» WHAT YOU NEED TO DO:
A single number is wanted: how many lines of the data below include the string "Average"?

(Data records for software interfaces)

Start of Block

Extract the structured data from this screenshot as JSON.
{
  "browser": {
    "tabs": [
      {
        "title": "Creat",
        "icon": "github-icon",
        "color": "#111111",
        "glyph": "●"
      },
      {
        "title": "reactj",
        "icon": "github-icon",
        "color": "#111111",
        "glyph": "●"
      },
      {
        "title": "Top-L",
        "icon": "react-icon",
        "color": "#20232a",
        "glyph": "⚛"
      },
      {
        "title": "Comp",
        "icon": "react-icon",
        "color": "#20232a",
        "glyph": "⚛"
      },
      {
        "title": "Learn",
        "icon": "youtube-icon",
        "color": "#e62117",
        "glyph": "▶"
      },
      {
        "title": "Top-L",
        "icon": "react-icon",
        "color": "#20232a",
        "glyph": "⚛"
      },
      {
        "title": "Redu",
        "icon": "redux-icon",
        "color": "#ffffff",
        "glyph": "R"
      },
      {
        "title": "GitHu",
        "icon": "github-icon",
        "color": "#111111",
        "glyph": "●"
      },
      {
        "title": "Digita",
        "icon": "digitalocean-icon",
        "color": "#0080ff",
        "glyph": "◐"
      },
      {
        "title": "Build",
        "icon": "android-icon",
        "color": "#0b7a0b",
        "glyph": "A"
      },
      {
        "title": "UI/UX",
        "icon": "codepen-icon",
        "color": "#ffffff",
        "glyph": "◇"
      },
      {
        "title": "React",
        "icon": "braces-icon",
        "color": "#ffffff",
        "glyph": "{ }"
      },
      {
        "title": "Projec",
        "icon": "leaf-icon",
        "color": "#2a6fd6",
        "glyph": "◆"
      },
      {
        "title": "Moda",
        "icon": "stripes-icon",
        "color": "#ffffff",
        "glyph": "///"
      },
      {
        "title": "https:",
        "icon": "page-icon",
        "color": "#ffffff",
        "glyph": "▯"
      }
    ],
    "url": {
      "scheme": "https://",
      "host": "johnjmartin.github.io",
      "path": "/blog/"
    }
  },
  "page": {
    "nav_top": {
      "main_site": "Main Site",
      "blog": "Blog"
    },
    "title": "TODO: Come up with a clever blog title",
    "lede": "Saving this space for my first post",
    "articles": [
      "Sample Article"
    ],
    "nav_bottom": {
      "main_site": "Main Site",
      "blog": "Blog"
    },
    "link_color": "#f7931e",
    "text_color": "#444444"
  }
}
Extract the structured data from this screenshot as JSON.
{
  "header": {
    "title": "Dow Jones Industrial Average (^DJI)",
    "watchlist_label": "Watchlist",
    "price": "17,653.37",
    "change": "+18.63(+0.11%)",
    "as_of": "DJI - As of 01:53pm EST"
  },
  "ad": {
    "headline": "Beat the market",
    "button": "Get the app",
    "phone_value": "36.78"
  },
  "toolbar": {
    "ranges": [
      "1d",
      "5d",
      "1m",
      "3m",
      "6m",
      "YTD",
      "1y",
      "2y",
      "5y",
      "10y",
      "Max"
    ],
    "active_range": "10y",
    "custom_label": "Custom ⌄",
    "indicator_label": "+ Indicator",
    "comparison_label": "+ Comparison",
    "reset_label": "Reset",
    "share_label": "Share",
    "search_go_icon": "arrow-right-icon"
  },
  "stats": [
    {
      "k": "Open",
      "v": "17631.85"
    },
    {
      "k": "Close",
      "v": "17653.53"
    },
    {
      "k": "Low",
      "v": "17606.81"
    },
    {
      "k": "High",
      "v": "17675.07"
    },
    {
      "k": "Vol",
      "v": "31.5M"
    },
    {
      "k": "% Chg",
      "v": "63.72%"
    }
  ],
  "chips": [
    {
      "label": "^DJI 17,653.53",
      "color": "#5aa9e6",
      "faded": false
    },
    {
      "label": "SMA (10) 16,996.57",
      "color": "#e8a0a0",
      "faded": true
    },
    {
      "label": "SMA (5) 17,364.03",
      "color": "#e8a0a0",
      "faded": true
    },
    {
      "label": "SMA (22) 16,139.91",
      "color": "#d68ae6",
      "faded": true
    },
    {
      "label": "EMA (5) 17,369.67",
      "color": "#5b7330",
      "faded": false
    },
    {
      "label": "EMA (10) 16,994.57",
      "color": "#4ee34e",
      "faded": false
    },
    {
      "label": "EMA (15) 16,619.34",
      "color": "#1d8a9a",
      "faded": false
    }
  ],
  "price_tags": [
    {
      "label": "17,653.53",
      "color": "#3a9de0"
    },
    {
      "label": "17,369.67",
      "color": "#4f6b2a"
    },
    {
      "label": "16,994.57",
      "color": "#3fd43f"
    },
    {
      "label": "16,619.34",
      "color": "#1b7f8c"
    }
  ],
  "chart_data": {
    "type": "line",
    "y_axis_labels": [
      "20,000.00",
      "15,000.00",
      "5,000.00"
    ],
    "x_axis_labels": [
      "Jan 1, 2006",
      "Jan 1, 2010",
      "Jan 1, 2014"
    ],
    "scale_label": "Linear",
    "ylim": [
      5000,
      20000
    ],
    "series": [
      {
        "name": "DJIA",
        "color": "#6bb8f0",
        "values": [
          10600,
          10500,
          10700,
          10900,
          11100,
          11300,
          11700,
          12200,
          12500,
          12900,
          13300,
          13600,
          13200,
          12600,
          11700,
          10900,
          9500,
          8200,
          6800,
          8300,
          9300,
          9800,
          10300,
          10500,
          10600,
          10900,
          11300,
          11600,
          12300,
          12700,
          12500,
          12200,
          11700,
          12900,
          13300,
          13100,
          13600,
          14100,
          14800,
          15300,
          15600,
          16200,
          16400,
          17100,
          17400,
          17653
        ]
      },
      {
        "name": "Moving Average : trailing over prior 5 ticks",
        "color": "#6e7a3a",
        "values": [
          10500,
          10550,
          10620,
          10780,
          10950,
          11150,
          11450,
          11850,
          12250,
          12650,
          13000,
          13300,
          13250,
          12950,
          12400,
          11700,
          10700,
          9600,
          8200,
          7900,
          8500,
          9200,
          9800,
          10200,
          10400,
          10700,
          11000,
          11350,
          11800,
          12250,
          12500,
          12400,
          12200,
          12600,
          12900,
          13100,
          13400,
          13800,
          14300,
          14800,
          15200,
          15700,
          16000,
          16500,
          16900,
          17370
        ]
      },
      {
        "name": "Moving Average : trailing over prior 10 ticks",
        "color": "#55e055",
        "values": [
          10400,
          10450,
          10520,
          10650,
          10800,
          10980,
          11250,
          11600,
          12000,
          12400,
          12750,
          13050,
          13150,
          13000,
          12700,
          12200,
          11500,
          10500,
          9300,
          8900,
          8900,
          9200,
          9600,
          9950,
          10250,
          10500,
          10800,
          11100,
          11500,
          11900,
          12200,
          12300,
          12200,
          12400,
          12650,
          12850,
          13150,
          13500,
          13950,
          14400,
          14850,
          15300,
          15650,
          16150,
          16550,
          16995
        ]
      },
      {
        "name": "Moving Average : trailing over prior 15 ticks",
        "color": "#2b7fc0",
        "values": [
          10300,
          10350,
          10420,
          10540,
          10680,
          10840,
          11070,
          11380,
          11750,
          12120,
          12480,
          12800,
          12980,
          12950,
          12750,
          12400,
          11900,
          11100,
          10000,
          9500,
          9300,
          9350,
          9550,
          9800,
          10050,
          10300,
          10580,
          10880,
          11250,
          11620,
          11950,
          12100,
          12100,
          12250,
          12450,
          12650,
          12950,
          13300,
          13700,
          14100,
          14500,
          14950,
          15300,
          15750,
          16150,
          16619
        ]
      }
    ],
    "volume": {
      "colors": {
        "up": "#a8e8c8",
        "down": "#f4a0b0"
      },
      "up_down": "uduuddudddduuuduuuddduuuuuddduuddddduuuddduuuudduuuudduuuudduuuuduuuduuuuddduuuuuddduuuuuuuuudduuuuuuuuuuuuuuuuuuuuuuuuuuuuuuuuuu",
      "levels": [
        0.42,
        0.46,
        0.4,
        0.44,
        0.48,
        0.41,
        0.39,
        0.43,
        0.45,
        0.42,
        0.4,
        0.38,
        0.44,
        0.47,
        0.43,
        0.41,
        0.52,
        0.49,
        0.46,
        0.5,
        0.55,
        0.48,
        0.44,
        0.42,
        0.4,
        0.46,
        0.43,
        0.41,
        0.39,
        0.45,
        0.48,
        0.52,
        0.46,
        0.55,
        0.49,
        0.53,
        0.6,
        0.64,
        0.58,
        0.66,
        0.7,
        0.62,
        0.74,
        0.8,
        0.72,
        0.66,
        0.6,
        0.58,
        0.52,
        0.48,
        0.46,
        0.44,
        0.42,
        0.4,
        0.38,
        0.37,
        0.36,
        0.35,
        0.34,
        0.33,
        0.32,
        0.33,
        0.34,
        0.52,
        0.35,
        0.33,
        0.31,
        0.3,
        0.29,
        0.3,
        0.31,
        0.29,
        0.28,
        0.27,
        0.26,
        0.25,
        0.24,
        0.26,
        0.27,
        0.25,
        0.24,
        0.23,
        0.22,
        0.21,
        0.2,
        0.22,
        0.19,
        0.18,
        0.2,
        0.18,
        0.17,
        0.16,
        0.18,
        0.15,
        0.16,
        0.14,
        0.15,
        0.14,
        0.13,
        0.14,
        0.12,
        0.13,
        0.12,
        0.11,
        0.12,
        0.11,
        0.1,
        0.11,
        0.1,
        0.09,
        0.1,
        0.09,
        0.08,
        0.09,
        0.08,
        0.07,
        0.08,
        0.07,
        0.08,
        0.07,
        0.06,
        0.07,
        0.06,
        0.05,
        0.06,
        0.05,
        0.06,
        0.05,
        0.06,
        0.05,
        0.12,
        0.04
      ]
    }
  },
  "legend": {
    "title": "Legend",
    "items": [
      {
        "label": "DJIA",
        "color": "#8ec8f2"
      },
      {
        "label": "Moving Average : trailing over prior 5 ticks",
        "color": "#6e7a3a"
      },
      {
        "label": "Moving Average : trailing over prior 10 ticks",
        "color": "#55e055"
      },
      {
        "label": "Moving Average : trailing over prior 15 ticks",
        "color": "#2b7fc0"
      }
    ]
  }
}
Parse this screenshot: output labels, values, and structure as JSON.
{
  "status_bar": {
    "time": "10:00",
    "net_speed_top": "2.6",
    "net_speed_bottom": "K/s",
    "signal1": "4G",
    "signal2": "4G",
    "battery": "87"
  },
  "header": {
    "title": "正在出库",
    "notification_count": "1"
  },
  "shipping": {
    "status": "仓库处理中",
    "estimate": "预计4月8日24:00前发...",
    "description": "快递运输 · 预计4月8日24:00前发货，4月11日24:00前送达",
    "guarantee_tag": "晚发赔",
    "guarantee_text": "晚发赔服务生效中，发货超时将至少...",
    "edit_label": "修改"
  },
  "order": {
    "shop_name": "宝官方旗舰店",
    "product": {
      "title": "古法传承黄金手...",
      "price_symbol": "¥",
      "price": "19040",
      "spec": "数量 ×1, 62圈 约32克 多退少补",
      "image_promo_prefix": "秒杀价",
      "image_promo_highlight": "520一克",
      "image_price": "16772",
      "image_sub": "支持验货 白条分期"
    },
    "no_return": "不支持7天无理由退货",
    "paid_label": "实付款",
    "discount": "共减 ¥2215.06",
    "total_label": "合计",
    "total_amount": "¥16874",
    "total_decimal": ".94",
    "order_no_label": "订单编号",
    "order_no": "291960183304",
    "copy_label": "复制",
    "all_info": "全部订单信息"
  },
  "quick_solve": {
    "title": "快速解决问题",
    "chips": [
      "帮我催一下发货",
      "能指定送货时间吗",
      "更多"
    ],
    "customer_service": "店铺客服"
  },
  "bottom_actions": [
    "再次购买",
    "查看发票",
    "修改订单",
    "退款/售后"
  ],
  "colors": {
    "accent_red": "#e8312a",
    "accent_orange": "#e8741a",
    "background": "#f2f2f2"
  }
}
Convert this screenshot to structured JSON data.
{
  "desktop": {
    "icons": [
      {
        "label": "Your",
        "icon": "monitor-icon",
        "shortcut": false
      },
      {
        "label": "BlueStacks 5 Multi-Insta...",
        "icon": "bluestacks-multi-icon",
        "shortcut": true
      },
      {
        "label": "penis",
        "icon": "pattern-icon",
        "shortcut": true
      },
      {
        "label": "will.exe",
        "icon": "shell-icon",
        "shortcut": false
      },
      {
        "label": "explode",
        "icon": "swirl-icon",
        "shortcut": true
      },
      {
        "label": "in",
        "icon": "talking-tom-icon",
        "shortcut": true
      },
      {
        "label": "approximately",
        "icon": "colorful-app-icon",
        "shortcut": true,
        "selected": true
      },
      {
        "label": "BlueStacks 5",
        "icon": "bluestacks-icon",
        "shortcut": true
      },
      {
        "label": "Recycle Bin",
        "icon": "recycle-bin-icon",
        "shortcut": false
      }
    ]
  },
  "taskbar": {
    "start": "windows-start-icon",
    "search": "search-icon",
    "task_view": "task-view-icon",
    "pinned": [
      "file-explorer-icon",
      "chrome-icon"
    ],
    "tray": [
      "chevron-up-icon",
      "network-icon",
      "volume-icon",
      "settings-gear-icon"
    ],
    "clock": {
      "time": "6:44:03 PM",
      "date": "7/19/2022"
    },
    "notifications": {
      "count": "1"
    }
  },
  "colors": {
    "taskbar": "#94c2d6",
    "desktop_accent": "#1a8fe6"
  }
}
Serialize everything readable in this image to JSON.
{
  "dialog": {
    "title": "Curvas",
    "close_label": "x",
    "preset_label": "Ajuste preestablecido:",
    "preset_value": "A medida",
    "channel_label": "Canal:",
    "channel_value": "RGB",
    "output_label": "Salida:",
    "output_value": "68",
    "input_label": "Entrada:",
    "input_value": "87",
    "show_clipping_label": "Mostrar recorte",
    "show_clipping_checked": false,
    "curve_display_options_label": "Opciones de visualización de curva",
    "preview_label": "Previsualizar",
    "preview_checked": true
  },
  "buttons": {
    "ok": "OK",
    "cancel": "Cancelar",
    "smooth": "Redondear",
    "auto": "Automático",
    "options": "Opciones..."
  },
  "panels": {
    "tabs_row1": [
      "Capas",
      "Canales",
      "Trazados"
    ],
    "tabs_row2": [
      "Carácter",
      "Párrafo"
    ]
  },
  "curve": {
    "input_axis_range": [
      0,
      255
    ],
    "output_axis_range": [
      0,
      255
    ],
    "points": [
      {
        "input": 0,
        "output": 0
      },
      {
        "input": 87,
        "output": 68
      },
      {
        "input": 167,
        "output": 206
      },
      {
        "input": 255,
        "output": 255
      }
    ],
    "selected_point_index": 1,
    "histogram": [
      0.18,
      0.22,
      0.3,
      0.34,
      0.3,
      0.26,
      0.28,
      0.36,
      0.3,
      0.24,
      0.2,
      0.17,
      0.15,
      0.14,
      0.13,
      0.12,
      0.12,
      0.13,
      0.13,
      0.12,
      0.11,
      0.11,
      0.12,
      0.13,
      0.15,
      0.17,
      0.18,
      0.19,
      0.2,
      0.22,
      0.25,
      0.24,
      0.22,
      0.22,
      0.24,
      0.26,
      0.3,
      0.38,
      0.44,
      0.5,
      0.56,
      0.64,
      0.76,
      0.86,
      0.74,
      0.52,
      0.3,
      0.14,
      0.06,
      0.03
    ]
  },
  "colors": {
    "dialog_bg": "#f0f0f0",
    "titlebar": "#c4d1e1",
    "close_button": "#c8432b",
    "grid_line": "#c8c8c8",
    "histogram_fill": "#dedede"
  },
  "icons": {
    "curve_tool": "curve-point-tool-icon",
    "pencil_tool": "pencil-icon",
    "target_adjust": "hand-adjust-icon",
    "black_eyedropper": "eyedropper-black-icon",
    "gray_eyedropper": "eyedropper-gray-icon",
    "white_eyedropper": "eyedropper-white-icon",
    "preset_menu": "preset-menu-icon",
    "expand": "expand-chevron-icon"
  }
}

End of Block

» ANSWER TO THE PROBLEM:
7